Nicole’s mother brought the children up to be fluent in French and ensured they had French manners as well. They weren’t allowed to leave the table without asking “s’il te plaît maman, puis-je quitter la table?” (“please mum, can I leave the table?”) Nicole says it was almost as though she had been through a finishing school with the politeness her mother insisted upon!
Nicole noticed some cultural differences between Australia and France, even in the little things. This was highlighted at a greengrocer one day where a woman was about to buy asparagus. Nicole asked what she was going to do with the asparagus and the woman said she was going to cook and roll them up in white bread slices. Nicole said her mother would blanch her asparagus lightly, then cover with a light vinaigrette and then shredded hard-boiled egg on top. A far cry from the asparagus rolls I recall as a child in 1970s Australia! I’d only ever had tinned asparagus until I was in my 20s! And only rolled up in white bread slices that had crusts cut off and the bread rolled flat with mayonnaise. If we were being exotic, we might have spread sour cream on the bread too!
I listened to Nicole, fascinated hearing of her experiences living in the city hotel in Melbourne with the Treasury Gardens as her back yard. As she grew up in this environment with guests like Maurice Chevalier staying at the hotel, she felt both French and Australian. Once she had finished school and university majoring in French, she decided she needed to move to France. For six months she stayed with family friends who spoke no English, so perfected her French further. I loved her stories of times she visited Paris and France with her family. Especially the times she had experiences with extraordinary chefs and famous wine houses that most of us can only dream about! One of the perks of working in the hotel industry!
Nearly every time I have been to France I have taken a road trip through a new region. Nicole described a road trip she did all the way from the south of Provence to Bordeaux, a huge road trip which I would love to do! But my favourite part of my chat with Nicole is how she described her perfect French day. I have asked that question 90 times before, but this is the first time that a guest has taken me on a tour for the day where I could close my eyes and actually imagine myself there as Nicole walked me through one exquisite experience after another. She picked me as a cassis sorbet lover as we sat virtually under the orange trees in a Provence village looking out over the countryside to the Mediterranean. Bliss!

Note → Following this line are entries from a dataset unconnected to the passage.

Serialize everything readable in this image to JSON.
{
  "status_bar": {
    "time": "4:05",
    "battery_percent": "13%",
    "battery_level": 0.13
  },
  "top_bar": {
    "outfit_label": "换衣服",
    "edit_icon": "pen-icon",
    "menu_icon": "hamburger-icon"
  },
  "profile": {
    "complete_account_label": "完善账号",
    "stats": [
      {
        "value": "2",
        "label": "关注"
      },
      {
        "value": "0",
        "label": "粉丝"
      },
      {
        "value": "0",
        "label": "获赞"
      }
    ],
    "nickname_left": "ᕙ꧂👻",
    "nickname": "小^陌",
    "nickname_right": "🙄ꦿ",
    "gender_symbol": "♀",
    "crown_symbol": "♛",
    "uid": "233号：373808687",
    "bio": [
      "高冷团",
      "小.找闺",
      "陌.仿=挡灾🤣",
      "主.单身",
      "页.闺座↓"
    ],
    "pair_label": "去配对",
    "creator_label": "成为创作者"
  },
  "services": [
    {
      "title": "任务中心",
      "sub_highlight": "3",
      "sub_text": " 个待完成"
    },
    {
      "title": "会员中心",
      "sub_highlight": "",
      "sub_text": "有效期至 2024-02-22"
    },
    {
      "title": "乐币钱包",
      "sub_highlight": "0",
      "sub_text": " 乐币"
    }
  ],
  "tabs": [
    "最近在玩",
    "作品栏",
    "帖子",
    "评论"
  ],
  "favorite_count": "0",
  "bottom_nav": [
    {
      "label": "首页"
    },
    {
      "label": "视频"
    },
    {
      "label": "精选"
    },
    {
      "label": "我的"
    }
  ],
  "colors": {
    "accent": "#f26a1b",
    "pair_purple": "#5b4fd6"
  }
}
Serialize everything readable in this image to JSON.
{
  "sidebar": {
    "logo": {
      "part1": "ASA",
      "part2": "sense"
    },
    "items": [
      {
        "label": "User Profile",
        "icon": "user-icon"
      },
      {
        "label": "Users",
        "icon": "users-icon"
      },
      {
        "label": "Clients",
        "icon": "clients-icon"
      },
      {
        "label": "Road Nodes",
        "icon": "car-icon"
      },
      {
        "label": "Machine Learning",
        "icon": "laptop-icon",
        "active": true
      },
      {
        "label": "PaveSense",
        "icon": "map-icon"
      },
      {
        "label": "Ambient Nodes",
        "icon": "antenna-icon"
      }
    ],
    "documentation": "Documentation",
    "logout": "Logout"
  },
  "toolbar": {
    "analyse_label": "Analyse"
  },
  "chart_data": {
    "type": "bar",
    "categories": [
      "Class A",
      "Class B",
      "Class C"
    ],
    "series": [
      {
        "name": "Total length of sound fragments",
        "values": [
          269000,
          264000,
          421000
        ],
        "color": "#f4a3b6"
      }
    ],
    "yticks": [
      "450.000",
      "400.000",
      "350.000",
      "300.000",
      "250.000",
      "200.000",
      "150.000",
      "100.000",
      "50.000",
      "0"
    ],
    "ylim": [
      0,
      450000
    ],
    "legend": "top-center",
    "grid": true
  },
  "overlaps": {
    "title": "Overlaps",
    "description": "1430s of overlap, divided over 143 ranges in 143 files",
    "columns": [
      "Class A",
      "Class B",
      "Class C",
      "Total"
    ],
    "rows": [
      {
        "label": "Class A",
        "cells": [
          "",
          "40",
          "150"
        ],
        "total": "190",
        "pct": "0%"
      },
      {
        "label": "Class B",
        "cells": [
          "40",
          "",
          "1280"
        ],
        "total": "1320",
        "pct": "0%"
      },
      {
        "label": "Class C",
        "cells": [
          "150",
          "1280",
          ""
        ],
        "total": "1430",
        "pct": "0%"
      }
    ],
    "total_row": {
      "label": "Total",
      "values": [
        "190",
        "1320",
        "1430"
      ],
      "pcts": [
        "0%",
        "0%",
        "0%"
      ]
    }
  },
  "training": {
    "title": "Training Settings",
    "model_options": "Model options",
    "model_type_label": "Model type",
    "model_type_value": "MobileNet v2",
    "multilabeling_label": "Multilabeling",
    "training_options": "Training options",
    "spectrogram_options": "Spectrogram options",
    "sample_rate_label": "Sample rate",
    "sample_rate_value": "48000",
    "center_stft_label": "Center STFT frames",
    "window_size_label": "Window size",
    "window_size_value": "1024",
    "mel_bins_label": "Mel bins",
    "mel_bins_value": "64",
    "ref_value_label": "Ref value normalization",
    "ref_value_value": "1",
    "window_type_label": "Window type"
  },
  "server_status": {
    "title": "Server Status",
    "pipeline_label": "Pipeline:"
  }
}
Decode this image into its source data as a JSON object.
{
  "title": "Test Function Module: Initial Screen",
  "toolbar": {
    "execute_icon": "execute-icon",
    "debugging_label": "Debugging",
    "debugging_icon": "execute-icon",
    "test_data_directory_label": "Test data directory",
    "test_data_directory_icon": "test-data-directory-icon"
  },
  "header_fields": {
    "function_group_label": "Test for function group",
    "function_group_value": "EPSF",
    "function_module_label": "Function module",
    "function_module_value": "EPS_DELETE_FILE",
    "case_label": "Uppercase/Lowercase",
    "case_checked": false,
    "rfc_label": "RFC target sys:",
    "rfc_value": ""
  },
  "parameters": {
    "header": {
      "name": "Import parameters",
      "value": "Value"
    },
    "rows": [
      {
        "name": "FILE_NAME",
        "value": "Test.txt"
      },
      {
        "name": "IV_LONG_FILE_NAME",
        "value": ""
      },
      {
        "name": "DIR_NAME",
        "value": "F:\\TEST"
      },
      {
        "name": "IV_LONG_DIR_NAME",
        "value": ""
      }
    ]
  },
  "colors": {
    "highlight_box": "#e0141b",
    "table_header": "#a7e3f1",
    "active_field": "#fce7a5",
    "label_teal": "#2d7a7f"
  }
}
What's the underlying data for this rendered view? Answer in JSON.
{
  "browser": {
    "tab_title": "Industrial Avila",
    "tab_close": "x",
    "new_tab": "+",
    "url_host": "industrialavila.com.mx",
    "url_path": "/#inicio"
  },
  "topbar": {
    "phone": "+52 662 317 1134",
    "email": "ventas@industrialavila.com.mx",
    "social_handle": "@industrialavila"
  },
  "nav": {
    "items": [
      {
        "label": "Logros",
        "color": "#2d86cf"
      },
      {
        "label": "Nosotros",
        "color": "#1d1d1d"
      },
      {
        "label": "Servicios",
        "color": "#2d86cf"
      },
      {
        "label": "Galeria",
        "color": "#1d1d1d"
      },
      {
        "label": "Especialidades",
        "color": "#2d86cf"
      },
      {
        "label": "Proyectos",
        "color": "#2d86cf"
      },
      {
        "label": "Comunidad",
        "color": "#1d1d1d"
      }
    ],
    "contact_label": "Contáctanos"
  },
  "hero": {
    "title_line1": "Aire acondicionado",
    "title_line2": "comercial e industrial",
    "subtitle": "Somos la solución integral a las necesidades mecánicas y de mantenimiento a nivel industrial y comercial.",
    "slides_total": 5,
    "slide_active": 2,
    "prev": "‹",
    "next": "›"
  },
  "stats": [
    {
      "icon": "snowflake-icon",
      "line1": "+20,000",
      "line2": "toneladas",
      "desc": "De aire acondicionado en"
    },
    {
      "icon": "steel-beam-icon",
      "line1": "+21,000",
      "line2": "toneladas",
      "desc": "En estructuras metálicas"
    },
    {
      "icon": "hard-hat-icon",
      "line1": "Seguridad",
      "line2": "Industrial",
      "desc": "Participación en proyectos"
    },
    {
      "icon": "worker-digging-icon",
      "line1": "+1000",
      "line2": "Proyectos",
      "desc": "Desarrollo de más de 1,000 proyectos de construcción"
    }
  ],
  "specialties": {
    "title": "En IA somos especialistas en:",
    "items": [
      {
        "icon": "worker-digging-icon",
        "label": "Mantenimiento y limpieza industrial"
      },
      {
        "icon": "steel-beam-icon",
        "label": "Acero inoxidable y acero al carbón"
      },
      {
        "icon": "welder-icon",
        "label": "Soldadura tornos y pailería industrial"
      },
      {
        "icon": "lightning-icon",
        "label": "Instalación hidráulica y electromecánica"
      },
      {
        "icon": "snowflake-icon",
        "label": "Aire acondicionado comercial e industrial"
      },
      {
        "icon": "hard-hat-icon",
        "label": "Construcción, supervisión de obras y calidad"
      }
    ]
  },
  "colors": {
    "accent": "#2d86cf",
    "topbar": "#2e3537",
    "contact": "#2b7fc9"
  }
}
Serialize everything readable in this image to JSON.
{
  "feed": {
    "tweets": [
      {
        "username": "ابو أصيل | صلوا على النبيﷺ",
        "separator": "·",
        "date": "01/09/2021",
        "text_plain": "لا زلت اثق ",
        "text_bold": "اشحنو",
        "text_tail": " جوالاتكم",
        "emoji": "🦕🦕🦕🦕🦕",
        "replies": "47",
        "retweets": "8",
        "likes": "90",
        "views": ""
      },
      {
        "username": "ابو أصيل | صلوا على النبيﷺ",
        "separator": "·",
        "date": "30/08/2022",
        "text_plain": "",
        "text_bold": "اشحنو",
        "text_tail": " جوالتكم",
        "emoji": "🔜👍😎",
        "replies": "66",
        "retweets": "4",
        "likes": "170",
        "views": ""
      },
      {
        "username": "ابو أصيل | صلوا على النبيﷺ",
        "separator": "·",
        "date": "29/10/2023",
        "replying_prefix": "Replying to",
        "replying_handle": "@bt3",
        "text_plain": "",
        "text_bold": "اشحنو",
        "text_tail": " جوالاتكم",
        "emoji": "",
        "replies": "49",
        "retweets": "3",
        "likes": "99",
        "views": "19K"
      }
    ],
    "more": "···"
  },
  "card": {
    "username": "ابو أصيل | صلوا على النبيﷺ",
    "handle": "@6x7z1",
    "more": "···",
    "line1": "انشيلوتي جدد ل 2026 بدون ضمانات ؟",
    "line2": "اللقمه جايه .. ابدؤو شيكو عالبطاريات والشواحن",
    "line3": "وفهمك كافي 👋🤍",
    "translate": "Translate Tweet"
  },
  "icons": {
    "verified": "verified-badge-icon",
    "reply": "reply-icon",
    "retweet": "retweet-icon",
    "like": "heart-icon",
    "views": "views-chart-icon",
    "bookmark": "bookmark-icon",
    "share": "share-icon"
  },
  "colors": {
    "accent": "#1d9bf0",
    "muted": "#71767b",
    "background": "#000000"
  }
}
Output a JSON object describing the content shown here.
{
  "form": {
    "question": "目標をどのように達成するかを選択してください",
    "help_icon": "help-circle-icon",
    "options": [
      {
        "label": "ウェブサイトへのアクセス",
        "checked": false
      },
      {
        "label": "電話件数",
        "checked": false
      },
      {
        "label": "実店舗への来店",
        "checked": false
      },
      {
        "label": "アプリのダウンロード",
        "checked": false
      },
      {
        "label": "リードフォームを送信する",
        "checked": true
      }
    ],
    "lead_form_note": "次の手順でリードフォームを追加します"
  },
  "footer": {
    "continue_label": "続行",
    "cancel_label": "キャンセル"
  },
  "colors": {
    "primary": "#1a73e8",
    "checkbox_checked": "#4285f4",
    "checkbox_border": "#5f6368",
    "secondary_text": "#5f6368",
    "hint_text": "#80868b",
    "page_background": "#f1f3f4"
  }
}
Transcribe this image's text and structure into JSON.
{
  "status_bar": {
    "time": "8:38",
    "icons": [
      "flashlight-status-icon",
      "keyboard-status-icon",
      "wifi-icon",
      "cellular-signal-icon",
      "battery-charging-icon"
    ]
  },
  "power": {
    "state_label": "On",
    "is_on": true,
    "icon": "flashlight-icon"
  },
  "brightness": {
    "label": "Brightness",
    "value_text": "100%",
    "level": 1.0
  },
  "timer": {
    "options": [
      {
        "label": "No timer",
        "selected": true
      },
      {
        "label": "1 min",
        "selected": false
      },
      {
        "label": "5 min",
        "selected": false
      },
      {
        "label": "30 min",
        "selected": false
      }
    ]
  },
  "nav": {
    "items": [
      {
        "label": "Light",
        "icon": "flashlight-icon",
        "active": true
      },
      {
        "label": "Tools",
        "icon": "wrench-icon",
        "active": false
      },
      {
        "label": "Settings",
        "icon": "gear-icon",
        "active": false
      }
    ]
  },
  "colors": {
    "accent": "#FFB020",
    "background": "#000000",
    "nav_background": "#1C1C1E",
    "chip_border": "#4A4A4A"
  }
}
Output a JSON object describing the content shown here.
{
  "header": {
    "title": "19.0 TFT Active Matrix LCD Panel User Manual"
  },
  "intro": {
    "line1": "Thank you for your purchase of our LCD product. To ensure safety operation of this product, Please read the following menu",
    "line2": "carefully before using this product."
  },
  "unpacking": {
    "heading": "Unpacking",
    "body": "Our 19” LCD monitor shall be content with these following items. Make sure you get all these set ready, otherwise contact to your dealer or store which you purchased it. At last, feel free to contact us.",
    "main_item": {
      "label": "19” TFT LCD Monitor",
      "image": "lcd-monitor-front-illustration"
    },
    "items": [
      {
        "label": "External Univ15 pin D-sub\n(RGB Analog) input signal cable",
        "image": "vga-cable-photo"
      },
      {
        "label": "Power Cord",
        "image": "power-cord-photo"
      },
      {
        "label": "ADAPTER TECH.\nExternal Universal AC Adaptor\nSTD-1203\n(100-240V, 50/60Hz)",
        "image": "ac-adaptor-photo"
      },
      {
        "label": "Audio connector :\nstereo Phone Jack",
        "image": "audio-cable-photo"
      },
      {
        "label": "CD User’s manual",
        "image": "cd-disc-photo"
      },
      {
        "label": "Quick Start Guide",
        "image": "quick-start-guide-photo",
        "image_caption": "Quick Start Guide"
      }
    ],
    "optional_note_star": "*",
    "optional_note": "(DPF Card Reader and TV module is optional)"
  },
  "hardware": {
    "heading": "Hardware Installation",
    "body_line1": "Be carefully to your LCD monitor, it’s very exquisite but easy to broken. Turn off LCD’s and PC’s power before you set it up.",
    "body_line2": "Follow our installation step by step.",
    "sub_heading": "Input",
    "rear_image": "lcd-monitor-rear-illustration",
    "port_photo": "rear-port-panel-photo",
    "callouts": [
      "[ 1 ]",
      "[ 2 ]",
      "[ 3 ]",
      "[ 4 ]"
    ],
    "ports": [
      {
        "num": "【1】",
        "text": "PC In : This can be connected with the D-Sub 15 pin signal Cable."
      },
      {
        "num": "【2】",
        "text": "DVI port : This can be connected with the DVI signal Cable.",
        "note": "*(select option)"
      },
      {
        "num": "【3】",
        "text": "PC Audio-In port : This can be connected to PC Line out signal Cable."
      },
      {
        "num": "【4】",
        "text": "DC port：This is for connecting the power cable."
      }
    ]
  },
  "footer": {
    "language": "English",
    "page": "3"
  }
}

Nicole stays connected to France by listening to French music, but also through teaching French via conversation mornings at a café. I’m going to keep an eye on her Instagram as she is planning on various other opportunities for Melburnians to connect to other Francophiles.
Charles Aznavour et Zaz – J’aime Paris au mois de Mai